TASK DATA: Begin

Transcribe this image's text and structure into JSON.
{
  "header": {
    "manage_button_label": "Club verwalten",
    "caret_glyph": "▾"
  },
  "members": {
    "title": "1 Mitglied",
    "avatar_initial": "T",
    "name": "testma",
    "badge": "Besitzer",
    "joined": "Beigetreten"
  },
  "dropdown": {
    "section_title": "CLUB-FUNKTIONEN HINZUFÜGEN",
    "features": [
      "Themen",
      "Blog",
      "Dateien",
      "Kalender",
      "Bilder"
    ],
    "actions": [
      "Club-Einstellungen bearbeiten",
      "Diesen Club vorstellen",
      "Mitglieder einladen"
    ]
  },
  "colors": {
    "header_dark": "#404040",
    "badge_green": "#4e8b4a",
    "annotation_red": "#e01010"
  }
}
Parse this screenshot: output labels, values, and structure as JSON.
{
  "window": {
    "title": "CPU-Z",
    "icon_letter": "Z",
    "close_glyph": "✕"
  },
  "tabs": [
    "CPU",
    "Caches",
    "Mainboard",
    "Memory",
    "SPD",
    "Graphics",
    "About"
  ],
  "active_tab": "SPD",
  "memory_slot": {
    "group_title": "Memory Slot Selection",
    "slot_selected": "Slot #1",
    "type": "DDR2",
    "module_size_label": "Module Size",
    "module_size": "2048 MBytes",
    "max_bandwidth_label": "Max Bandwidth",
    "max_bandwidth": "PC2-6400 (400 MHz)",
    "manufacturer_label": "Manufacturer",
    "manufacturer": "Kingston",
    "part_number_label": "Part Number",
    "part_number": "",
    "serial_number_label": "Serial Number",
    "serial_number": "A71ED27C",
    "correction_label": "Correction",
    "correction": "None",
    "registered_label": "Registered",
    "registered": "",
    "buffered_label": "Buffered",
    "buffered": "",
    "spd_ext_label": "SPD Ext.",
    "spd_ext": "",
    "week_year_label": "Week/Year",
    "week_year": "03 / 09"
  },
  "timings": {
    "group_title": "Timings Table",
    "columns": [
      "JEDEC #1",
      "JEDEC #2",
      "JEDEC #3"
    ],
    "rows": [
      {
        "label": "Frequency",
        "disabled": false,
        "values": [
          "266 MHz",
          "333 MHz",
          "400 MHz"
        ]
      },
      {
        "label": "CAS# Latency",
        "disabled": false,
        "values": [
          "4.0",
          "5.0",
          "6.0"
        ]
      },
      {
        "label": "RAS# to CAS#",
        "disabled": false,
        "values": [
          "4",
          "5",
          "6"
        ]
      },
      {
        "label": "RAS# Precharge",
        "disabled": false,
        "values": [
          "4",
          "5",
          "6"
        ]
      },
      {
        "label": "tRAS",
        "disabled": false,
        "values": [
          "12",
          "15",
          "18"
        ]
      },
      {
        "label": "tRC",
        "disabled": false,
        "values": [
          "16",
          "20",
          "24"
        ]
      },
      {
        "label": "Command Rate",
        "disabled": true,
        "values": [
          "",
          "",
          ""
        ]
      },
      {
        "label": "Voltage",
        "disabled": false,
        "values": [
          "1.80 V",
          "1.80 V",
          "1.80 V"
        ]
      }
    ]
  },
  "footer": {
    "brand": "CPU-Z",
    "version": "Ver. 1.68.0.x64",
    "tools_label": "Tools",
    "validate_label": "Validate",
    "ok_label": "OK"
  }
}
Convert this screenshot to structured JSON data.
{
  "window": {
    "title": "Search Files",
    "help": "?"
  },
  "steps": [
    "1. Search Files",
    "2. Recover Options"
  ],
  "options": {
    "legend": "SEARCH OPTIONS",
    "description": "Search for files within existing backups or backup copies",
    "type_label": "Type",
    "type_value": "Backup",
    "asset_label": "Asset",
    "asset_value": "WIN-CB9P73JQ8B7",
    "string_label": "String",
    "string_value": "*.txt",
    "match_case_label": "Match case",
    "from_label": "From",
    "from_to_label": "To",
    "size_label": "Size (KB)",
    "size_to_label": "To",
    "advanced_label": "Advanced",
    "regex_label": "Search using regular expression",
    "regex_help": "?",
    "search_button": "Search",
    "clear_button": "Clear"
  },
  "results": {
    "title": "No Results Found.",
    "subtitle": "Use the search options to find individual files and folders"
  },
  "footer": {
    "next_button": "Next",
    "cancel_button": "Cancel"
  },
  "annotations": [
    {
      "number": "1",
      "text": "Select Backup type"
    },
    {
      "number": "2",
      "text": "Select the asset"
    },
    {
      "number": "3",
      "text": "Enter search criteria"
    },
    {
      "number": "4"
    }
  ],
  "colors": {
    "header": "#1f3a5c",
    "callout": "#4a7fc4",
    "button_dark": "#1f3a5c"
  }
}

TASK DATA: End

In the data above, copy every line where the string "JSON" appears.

_TASK ANSWER_
Transcribe this image's text and structure into JSON.
Parse this screenshot: output labels, values, and structure as JSON.
Convert this screenshot to structured JSON data.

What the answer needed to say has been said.